┌─ PROVIDED DATA

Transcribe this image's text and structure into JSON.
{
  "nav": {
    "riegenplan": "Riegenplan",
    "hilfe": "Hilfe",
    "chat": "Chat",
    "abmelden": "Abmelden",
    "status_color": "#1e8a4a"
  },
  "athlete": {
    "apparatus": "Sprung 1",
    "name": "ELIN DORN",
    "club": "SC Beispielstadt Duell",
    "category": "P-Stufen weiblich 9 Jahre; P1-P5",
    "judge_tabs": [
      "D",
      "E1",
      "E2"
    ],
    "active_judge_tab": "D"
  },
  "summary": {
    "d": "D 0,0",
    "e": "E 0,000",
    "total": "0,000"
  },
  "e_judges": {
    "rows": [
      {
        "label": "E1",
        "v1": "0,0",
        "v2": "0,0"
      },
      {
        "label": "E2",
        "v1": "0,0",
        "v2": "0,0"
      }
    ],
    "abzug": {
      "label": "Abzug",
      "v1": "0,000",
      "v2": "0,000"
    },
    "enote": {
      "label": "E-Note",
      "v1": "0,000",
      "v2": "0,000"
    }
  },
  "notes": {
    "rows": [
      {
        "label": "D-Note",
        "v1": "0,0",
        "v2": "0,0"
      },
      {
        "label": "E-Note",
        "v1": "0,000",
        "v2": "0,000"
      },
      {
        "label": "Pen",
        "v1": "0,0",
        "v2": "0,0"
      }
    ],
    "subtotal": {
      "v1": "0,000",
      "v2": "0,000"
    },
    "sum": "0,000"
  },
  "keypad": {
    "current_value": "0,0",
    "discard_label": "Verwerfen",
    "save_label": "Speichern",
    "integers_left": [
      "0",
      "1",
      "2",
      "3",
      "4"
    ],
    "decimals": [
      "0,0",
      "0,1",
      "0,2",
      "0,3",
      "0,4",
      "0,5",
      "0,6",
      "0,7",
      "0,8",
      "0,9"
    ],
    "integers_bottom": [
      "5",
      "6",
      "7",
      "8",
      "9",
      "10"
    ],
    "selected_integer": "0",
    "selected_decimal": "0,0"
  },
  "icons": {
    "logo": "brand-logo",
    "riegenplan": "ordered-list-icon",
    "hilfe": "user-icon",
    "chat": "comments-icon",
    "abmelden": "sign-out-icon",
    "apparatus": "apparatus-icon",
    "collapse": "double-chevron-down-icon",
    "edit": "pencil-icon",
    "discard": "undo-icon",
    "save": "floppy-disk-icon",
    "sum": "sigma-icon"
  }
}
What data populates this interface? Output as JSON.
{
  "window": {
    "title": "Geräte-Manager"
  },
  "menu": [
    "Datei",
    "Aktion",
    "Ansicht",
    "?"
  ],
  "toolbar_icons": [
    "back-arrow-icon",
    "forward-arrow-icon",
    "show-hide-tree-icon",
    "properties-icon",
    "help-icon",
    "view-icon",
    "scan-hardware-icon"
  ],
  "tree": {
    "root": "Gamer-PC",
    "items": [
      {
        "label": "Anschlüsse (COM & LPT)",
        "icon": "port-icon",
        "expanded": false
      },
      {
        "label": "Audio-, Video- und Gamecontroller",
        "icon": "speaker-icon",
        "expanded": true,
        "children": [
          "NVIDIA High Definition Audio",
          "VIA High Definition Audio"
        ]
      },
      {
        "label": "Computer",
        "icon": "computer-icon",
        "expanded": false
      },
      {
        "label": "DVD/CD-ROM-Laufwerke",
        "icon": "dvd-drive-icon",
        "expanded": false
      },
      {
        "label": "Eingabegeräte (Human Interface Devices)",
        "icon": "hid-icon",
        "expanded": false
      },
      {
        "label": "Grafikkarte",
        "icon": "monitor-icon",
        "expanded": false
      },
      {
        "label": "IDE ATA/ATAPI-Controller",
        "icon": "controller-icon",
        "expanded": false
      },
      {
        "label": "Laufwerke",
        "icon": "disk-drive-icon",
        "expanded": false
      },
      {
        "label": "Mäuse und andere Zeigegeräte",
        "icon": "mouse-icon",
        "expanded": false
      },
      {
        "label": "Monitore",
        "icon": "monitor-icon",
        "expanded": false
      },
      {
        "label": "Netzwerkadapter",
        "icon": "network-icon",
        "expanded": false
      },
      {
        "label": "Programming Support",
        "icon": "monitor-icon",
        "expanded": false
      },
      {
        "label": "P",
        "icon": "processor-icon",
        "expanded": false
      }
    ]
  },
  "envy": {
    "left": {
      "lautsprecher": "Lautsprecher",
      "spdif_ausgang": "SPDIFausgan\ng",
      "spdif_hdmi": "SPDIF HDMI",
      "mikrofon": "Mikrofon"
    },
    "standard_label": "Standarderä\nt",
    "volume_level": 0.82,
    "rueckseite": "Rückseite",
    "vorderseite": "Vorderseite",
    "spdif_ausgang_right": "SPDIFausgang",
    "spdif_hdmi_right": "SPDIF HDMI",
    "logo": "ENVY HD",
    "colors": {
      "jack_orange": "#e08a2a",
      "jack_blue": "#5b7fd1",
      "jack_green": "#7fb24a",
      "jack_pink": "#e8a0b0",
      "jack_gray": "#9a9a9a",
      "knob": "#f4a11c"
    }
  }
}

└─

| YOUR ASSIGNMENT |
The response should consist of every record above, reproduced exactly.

| ANSWER BELOW |
Transcribe this image's text and structure into JSON.
{
  "nav": {
    "riegenplan": "Riegenplan",
    "hilfe": "Hilfe",
    "chat": "Chat",
    "abmelden": "Abmelden",
    "status_color": "#1e8a4a"
  },
  "athlete": {
    "apparatus": "Sprung 1",
    "name": "ELIN DORN",
    "club": "SC Beispielstadt Duell",
    "category": "P-Stufen weiblich 9 Jahre; P1-P5",
    "judge_tabs": [
      "D",
      "E1",
      "E2"
    ],
    "active_judge_tab": "D"
  },
  "summary": {
    "d": "D 0,0",
    "e": "E 0,000",
    "total": "0,000"
  },
  "e_judges": {
    "rows": [
      {
        "label": "E1",
        "v1": "0,0",
        "v2": "0,0"
      },
      {
        "label": "E2",
        "v1": "0,0",
        "v2": "0,0"
      }
    ],
    "abzug": {
      "label": "Abzug",
      "v1": "0,000",
      "v2": "0,000"
    },
    "enote": {
      "label": "E-Note",
      "v1": "0,000",
      "v2": "0,000"
    }
  },
  "notes": {
    "rows": [
      {
        "label": "D-Note",
        "v1": "0,0",
        "v2": "0,0"
      },
      {
        "label": "E-Note",
        "v1": "0,000",
        "v2": "0,000"
      },
      {
        "label": "Pen",
        "v1": "0,0",
        "v2": "0,0"
      }
    ],
    "subtotal": {
      "v1": "0,000",
      "v2": "0,000"
    },
    "sum": "0,000"
  },
  "keypad": {
    "current_value": "0,0",
    "discard_label": "Verwerfen",
    "save_label": "Speichern",
    "integers_left": [
      "0",
      "1",
      "2",
      "3",
      "4"
    ],
    "decimals": [
      "0,0",
      "0,1",
      "0,2",
      "0,3",
      "0,4",
      "0,5",
      "0,6",
      "0,7",
      "0,8",
      "0,9"
    ],
    "integers_bottom": [
      "5",
      "6",
      "7",
      "8",
      "9",
      "10"
    ],
    "selected_integer": "0",
    "selected_decimal": "0,0"
  },
  "icons": {
    "logo": "brand-logo",
    "riegenplan": "ordered-list-icon",
    "hilfe": "user-icon",
    "chat": "comments-icon",
    "abmelden": "sign-out-icon",
    "apparatus": "apparatus-icon",
    "collapse": "double-chevron-down-icon",
    "edit": "pencil-icon",
    "discard": "undo-icon",
    "save": "floppy-disk-icon",
    "sum": "sigma-icon"
  }
}
What data populates this interface? Output as JSON.
{
  "window": {
    "title": "Geräte-Manager"
  },
  "menu": [
    "Datei",
    "Aktion",
    "Ansicht",
    "?"
  ],
  "toolbar_icons": [
    "back-arrow-icon",
    "forward-arrow-icon",
    "show-hide-tree-icon",
    "properties-icon",
    "help-icon",
    "view-icon",
    "scan-hardware-icon"
  ],
  "tree": {
    "root": "Gamer-PC",
    "items": [
      {
        "label": "Anschlüsse (COM & LPT)",
        "icon": "port-icon",
        "expanded": false
      },
      {
        "label": "Audio-, Video- und Gamecontroller",
        "icon": "speaker-icon",
        "expanded": true,
        "children": [
          "NVIDIA High Definition Audio",
          "VIA High Definition Audio"
        ]
      },
      {
        "label": "Computer",
        "icon": "computer-icon",
        "expanded": false
      },
      {
        "label": "DVD/CD-ROM-Laufwerke",
        "icon": "dvd-drive-icon",
        "expanded": false
      },
      {
        "label": "Eingabegeräte (Human Interface Devices)",
        "icon": "hid-icon",
        "expanded": false
      },
      {
        "label": "Grafikkarte",
        "icon": "monitor-icon",
        "expanded": false
      },
      {
        "label": "IDE ATA/ATAPI-Controller",
        "icon": "controller-icon",
        "expanded": false
      },
      {
        "label": "Laufwerke",
        "icon": "disk-drive-icon",
        "expanded": false
      },
      {
        "label": "Mäuse und andere Zeigegeräte",
        "icon": "mouse-icon",
        "expanded": false
      },
      {
        "label": "Monitore",
        "icon": "monitor-icon",
        "expanded": false
      },
      {
        "label": "Netzwerkadapter",
        "icon": "network-icon",
        "expanded": false
      },
      {
        "label": "Programming Support",
        "icon": "monitor-icon",
        "expanded": false
      },
      {
        "label": "P",
        "icon": "processor-icon",
        "expanded": false
      }
    ]
  },
  "envy": {
    "left": {
      "lautsprecher": "Lautsprecher",
      "spdif_ausgang": "SPDIFausgan\ng",
      "spdif_hdmi": "SPDIF HDMI",
      "mikrofon": "Mikrofon"
    },
    "standard_label": "Standarderä\nt",
    "volume_level": 0.82,
    "rueckseite": "Rückseite",
    "vorderseite": "Vorderseite",
    "spdif_ausgang_right": "SPDIFausgang",
    "spdif_hdmi_right": "SPDIF HDMI",
    "logo": "ENVY HD",
    "colors": {
      "jack_orange": "#e08a2a",
      "jack_blue": "#5b7fd1",
      "jack_green": "#7fb24a",
      "jack_pink": "#e8a0b0",
      "jack_gray": "#9a9a9a",
      "knob": "#f4a11c"
    }
  }
}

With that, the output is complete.